Data in this exercise:
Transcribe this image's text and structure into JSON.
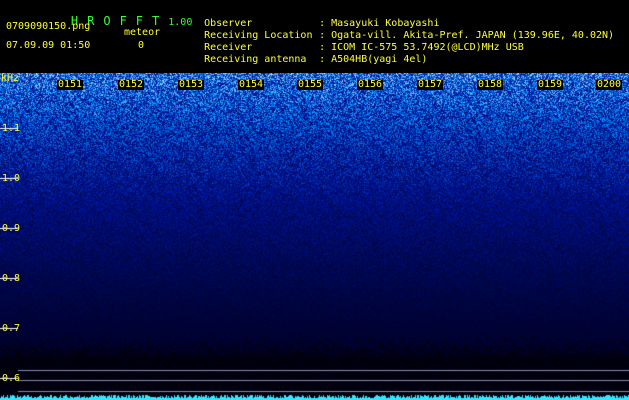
{
  "app": {
    "title": "HROFFT",
    "version": "1.00"
  },
  "file": {
    "name": "0709090150.png",
    "datetime": "07.09.09 01:50"
  },
  "meteor": {
    "label": "meteor",
    "count": "0"
  },
  "info": [
    {
      "label": "Observer",
      "value": "Masayuki Kobayashi"
    },
    {
      "label": "Receiving Location",
      "value": "Ogata-vill. Akita-Pref. JAPAN (139.96E, 40.02N)"
    },
    {
      "label": "Receiver",
      "value": "ICOM IC-575 53.7492(@LCD)MHz USB"
    },
    {
      "label": "Receiving antenna",
      "value": "A504HB(yagi 4el)"
    }
  ],
  "axis": {
    "unit": "kHz",
    "freq_labels": [
      "1.1",
      "1.0",
      "0.9",
      "0.8",
      "0.7",
      "0.6"
    ],
    "time_labels": [
      "0151",
      "0152",
      "0153",
      "0154",
      "0155",
      "0156",
      "0157",
      "0158",
      "0159",
      "0200"
    ]
  },
  "colors": {
    "label_text": "#ffff33",
    "title_text": "#33ff33",
    "background": "#000000",
    "noise_low": "#000a2a",
    "noise_high": "#66ffff"
  }
}
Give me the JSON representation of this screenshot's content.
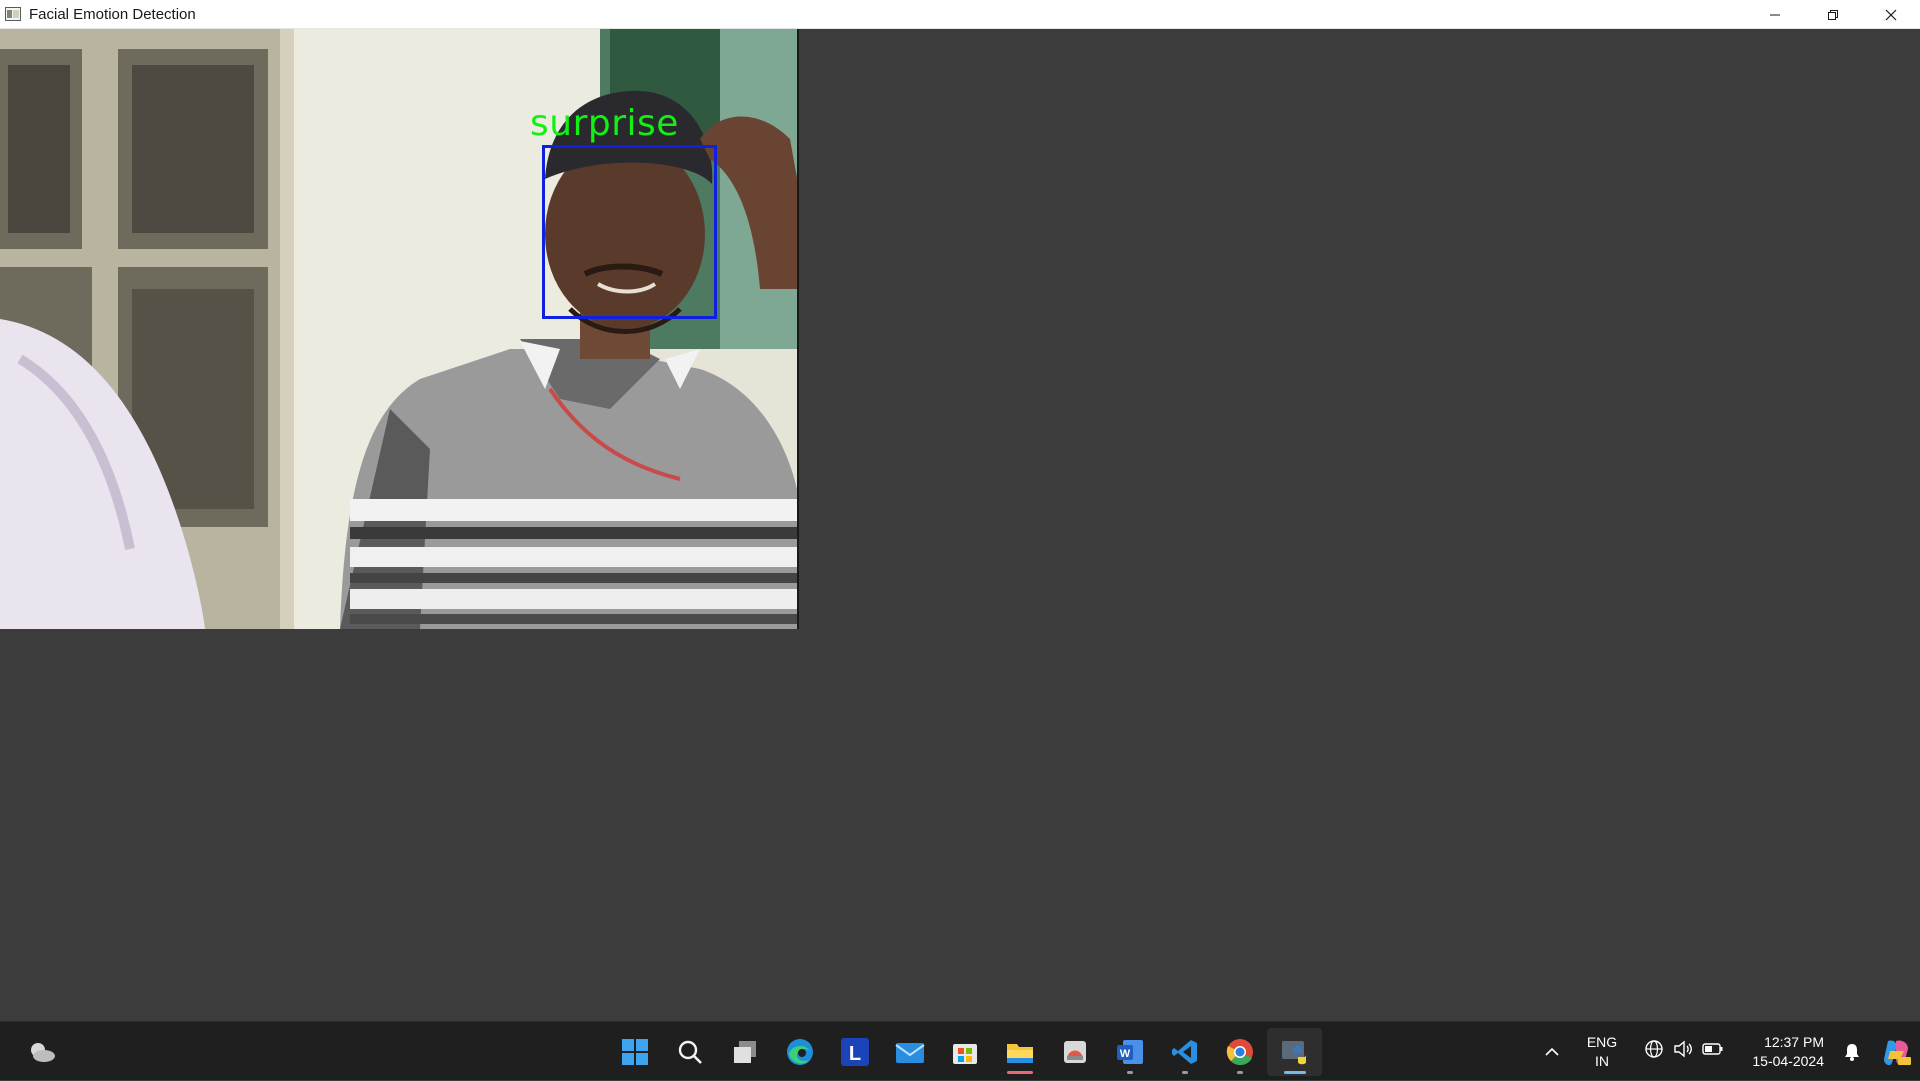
{
  "window": {
    "title": "Facial Emotion Detection"
  },
  "detection": {
    "emotion_label": "surprise",
    "label_color": "#14f014",
    "box_color": "#1020e0"
  },
  "taskbar": {
    "pinned": [
      "start",
      "search",
      "task-view",
      "edge",
      "launcher-L",
      "mail",
      "store",
      "file-explorer",
      "photos",
      "word",
      "vscode",
      "chrome",
      "python"
    ],
    "launcher_letter": "L",
    "word_letter": "W",
    "language": {
      "line1": "ENG",
      "line2": "IN"
    },
    "clock": {
      "time": "12:37 PM",
      "date": "15-04-2024"
    }
  },
  "colors": {
    "client_bg": "#3c3c3c",
    "taskbar_bg": "#1f1f1f"
  }
}
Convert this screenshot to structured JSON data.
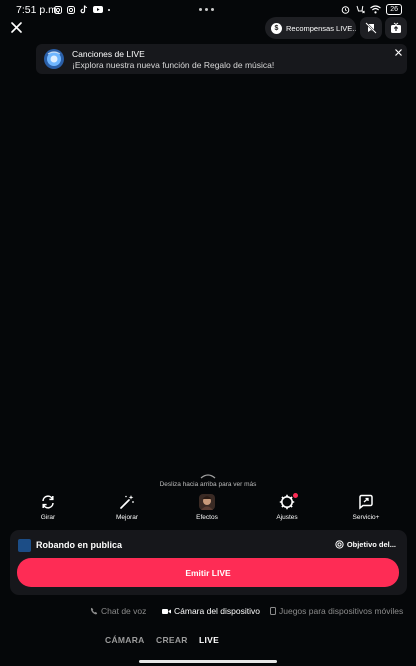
{
  "status_bar": {
    "time": "7:51 p.m.",
    "battery": "26"
  },
  "top_bar": {
    "rewards_label": "Recompensas LIVE..."
  },
  "banner": {
    "title": "Canciones de LIVE",
    "subtitle": "¡Explora nuestra nueva función de Regalo de música!"
  },
  "swipe_hint": "Desliza hacia arriba para ver más",
  "tools": [
    {
      "label": "Girar",
      "icon": "rotate-icon"
    },
    {
      "label": "Mejorar",
      "icon": "magic-wand-icon"
    },
    {
      "label": "Efectos",
      "icon": "effects-icon"
    },
    {
      "label": "Ajustes",
      "icon": "gear-icon"
    },
    {
      "label": "Servicio+",
      "icon": "service-icon"
    }
  ],
  "panel": {
    "stream_title": "Robando en publica",
    "goal_label": "Objetivo del...",
    "go_live_label": "Emitir LIVE"
  },
  "modes": [
    {
      "label": "Chat de voz",
      "icon": "phone-icon",
      "active": false
    },
    {
      "label": "Cámara del dispositivo",
      "icon": "camera-icon",
      "active": true
    },
    {
      "label": "Juegos para dispositivos móviles",
      "icon": "mobile-icon",
      "active": false
    }
  ],
  "tabs": [
    {
      "label": "CÁMARA",
      "active": false
    },
    {
      "label": "CREAR",
      "active": false
    },
    {
      "label": "LIVE",
      "active": true
    }
  ],
  "colors": {
    "background": "#050709",
    "accent": "#fe2c55",
    "panel": "#16171b"
  }
}
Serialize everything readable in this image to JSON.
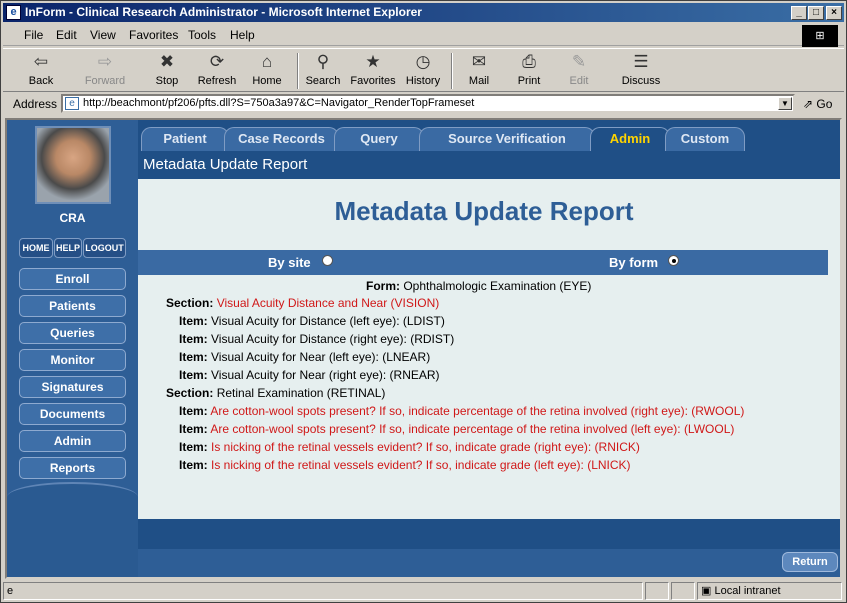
{
  "window": {
    "title": "InForm - Clinical Research Administrator - Microsoft Internet Explorer"
  },
  "menu": [
    "File",
    "Edit",
    "View",
    "Favorites",
    "Tools",
    "Help"
  ],
  "toolbar": [
    {
      "label": "Back",
      "icon": "back-arrow-icon",
      "glyph": "⇦"
    },
    {
      "label": "Forward",
      "icon": "forward-arrow-icon",
      "glyph": "⇨"
    },
    {
      "label": "Stop",
      "icon": "stop-icon",
      "glyph": "✖"
    },
    {
      "label": "Refresh",
      "icon": "refresh-icon",
      "glyph": "⟳"
    },
    {
      "label": "Home",
      "icon": "home-icon",
      "glyph": "⌂"
    },
    {
      "label": "Search",
      "icon": "search-icon",
      "glyph": "⚲"
    },
    {
      "label": "Favorites",
      "icon": "favorites-icon",
      "glyph": "★"
    },
    {
      "label": "History",
      "icon": "history-icon",
      "glyph": "◷"
    },
    {
      "label": "Mail",
      "icon": "mail-icon",
      "glyph": "✉"
    },
    {
      "label": "Print",
      "icon": "print-icon",
      "glyph": "⎙"
    },
    {
      "label": "Edit",
      "icon": "edit-icon",
      "glyph": "✎"
    },
    {
      "label": "Discuss",
      "icon": "discuss-icon",
      "glyph": "☰"
    }
  ],
  "address": {
    "label": "Address",
    "url": "http://beachmont/pf206/pfts.dll?S=750a3a97&C=Navigator_RenderTopFrameset",
    "go": "Go"
  },
  "sidebar": {
    "role": "CRA",
    "mini": [
      "HOME",
      "HELP",
      "LOGOUT"
    ],
    "nav": [
      "Enroll",
      "Patients",
      "Queries",
      "Monitor",
      "Signatures",
      "Documents",
      "Admin",
      "Reports"
    ]
  },
  "tabs": [
    "Patient",
    "Case Records",
    "Query",
    "Source Verification",
    "Admin",
    "Custom"
  ],
  "subheader": "Metadata Update Report",
  "report": {
    "title": "Metadata Update Report",
    "by_site": "By site",
    "by_form": "By form",
    "form_label": "Form:",
    "form_value": "Ophthalmologic Examination (EYE)",
    "section_label": "Section:",
    "item_label": "Item:",
    "sections": [
      {
        "name": "Visual Acuity Distance and Near (VISION)",
        "items": [
          "Visual Acuity for Distance (left eye): (LDIST)",
          "Visual Acuity for Distance (right eye): (RDIST)",
          "Visual Acuity for Near (left eye): (LNEAR)",
          "Visual Acuity for Near (right eye): (RNEAR)"
        ]
      },
      {
        "name": "Retinal Examination (RETINAL)",
        "items": [
          "Are cotton-wool spots present? If so, indicate percentage of the retina involved (right eye): (RWOOL)",
          "Are cotton-wool spots present? If so, indicate percentage of the retina involved (left eye): (LWOOL)",
          "Is nicking of the retinal vessels evident? If so, indicate grade (right eye): (RNICK)",
          "Is nicking of the retinal vessels evident? If so, indicate grade (left eye): (LNICK)"
        ]
      }
    ]
  },
  "return_label": "Return",
  "status": {
    "zone": "Local intranet"
  }
}
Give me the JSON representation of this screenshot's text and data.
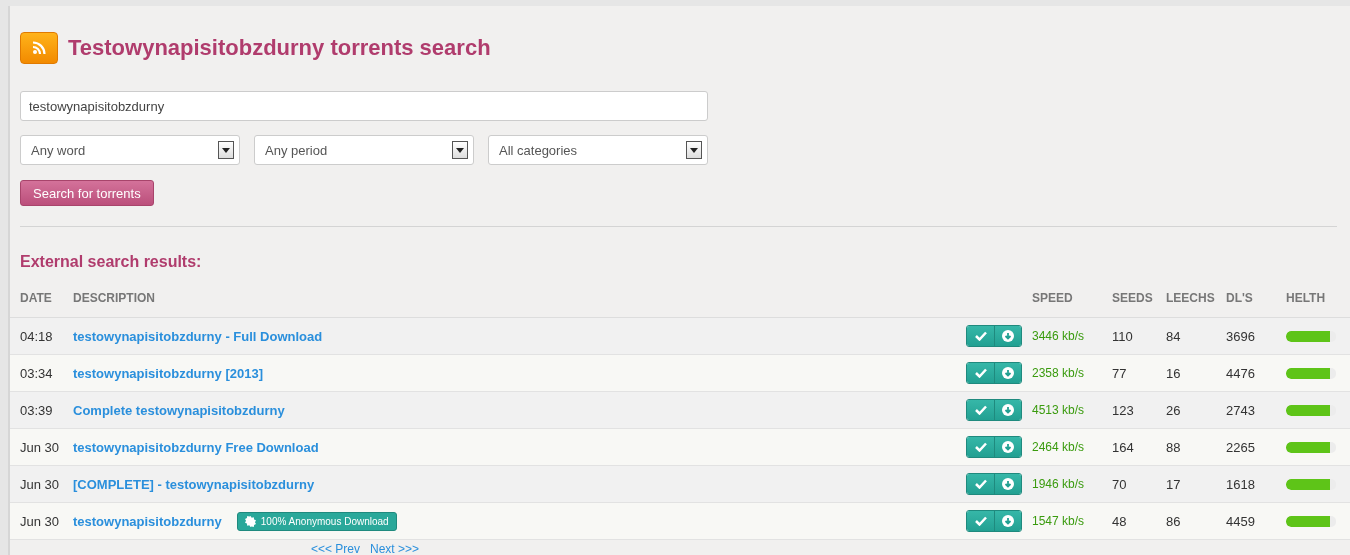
{
  "title": "Testowynapisitobzdurny torrents search",
  "search": {
    "value": "testowynapisitobzdurny"
  },
  "selects": [
    "Any word",
    "Any period",
    "All categories"
  ],
  "search_button": "Search for torrents",
  "results_heading": "External search results:",
  "columns": [
    "DATE",
    "DESCRIPTION",
    "SPEED",
    "SEEDS",
    "LEECHS",
    "DL'S",
    "HELTH"
  ],
  "rows": [
    {
      "date": "04:18",
      "description": "testowynapisitobzdurny - Full Download",
      "speed": "3446 kb/s",
      "seeds": "110",
      "leechs": "84",
      "dls": "3696",
      "level": 0.88
    },
    {
      "date": "03:34",
      "description": "testowynapisitobzdurny [2013]",
      "speed": "2358 kb/s",
      "seeds": "77",
      "leechs": "16",
      "dls": "4476",
      "level": 0.88
    },
    {
      "date": "03:39",
      "description": "Complete testowynapisitobzdurny",
      "speed": "4513 kb/s",
      "seeds": "123",
      "leechs": "26",
      "dls": "2743",
      "level": 0.88
    },
    {
      "date": "Jun 30",
      "description": "testowynapisitobzdurny Free Download",
      "speed": "2464 kb/s",
      "seeds": "164",
      "leechs": "88",
      "dls": "2265",
      "level": 0.88
    },
    {
      "date": "Jun 30",
      "description": "[COMPLETE] - testowynapisitobzdurny",
      "speed": "1946 kb/s",
      "seeds": "70",
      "leechs": "17",
      "dls": "1618",
      "level": 0.88
    },
    {
      "date": "Jun 30",
      "description": "testowynapisitobzdurny",
      "badge": "100% Anonymous Download",
      "speed": "1547 kb/s",
      "seeds": "48",
      "leechs": "86",
      "dls": "4459",
      "level": 0.88
    }
  ],
  "pagination": {
    "prev": "<<< Prev",
    "next": "Next >>>"
  }
}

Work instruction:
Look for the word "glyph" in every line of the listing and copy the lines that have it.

Result:
      "glyph": "⇦"
      "glyph": "⇨"
      "glyph": "✖"
      "glyph": "⟳"
      "glyph": "⌂"
      "glyph": "⚲"
      "glyph": "★"
      "glyph": "◷"
      "glyph": "✉"
      "glyph": "⎙"
      "glyph": "✎"
      "glyph": "☰"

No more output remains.